G. lamblia are found in human faeces. These parasite also thrive in contaminated food, water and soil and also they can survive outside the host for longer period of time. Accidentally consuming these parasite might leads to an infection.
The most common way to get giardiasis is to drink water that contain G. lamblia. Contaminated water can be in swimming pools, spas, and bodies of water, such as lakes. Sources of contamination include animal feces, diapers, and agricultural runoff.
Contracting giardiasis from food is less common because heat kills the parasites. Poor hygiene when handling food or eating produce rinsed in contaminated water can allow the parasite to spread.
Giardiasis also spreads through personal contact. For example, unprotected anal sex can pass the infection from one person to another.
Changing a child’s diaper or picking up the parasite while working in a day care center are also common ways to become infected. Children are at high risk for giardiasis because they’re likely to encounter feces when wearing diapers or potty training.
The following includes the risk factor:
The infection is more common among children than in adults. Children are more likely to get the disease as they come in contact with the faeces especially if they wear diapers, toilet training or spend time in a child care center. People who is with small children are also at higher risk of developing the disease.
People without access to safe drinking water:
Giardia infection is present in the areas where adequate sanitation is not present. The person is at higher risk when he/she travels to distant places. The risk is greatest in rural od wilderness areas.
People having anal sex:
People who have anal sex or oral-anal sex without using a condom or other protection are at increased risk of giardia infection, as well as sexually transmitted infections.
Giardia infection is almost never fatal in industrialized countries. But it can cause lingering symptoms and serious complications, especially in infants and children. The most common complications include:
- Dehydration. Often a result of severe diarrhea, dehydration occurs when the body doesn't have enough water to carry out its normal functions.
- Failure to thrive.

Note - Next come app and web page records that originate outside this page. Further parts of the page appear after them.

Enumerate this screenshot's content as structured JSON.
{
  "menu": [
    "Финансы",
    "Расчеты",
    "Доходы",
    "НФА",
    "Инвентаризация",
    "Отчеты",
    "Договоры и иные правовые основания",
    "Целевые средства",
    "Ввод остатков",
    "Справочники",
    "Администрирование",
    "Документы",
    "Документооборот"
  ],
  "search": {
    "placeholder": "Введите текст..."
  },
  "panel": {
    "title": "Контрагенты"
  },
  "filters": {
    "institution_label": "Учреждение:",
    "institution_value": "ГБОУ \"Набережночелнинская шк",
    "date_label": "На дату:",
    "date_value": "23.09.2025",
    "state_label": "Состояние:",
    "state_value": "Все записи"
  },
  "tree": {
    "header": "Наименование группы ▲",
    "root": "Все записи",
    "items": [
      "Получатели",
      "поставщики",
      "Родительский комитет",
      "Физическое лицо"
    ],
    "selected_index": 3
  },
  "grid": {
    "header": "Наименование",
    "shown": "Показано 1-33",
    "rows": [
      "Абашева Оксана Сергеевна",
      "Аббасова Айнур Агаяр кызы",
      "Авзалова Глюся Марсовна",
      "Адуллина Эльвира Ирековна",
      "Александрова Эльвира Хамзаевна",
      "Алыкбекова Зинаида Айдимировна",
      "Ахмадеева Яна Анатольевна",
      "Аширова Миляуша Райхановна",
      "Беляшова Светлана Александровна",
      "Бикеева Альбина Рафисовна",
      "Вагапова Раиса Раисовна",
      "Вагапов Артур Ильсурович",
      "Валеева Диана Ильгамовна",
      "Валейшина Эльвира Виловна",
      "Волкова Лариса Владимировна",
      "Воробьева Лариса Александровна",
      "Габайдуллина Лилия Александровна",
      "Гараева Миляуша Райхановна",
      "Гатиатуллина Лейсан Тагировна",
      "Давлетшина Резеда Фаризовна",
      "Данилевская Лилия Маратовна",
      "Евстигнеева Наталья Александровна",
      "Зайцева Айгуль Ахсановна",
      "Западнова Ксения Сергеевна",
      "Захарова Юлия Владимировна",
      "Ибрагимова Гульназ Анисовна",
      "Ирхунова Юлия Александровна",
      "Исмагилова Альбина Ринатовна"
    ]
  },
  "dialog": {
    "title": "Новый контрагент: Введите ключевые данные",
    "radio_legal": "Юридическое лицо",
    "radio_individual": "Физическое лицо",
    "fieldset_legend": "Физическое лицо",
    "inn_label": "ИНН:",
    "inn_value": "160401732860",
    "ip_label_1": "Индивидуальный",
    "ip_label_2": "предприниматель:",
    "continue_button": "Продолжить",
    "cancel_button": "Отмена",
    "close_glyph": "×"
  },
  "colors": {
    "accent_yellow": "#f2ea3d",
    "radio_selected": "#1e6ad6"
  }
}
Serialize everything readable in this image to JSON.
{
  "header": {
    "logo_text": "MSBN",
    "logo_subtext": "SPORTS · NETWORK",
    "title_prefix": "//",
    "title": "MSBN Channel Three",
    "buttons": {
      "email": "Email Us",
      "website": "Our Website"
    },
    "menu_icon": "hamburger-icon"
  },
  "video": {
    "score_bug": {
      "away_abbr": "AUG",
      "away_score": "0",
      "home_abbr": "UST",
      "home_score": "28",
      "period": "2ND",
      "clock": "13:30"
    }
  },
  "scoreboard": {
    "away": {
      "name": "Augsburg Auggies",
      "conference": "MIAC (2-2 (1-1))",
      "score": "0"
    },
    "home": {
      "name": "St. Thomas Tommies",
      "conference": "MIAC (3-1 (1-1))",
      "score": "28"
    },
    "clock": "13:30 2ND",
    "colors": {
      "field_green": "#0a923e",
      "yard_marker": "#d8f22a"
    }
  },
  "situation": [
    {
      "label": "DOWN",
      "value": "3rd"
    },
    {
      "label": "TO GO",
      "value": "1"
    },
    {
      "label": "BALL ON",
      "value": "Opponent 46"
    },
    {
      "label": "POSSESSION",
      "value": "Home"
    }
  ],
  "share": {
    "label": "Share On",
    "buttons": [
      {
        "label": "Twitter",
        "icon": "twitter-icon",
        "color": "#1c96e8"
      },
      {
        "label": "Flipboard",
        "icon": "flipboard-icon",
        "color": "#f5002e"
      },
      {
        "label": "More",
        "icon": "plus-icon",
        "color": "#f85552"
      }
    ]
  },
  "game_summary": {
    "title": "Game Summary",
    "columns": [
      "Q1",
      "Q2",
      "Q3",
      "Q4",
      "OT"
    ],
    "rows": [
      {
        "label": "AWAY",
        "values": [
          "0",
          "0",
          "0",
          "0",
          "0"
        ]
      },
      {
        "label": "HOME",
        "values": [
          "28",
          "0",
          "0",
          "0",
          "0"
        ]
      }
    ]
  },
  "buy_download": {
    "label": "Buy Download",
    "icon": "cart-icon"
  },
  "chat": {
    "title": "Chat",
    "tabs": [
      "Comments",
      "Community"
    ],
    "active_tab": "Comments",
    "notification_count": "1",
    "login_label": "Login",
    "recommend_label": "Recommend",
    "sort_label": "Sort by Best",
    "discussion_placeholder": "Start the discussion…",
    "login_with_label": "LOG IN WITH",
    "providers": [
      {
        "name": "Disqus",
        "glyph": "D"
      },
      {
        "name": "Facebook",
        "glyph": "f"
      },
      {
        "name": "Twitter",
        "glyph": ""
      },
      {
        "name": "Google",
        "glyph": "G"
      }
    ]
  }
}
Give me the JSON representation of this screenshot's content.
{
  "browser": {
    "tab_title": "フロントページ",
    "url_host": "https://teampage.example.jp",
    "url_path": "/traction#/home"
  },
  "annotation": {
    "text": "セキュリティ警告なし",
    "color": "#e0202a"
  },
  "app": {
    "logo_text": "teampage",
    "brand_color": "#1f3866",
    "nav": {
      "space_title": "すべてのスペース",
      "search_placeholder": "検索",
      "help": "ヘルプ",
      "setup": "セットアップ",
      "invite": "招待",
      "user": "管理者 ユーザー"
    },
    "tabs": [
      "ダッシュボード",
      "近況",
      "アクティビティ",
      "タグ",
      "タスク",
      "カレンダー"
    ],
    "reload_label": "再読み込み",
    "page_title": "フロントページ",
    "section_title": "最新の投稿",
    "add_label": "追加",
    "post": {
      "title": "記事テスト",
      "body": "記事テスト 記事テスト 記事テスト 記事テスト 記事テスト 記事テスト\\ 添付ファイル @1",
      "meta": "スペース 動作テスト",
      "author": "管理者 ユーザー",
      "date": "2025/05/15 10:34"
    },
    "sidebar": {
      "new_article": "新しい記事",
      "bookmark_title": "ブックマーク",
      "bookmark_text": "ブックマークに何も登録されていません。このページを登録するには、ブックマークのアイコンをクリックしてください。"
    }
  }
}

Chronic diarrhea from giardia infection can lead to malnutrition and harm children's physical and mental development.
- Lactose intolerance. Many people with giardia infection develop lactose intolerance — the inability to properly digest milk sugar. The problem may persist long after the infection has cleared.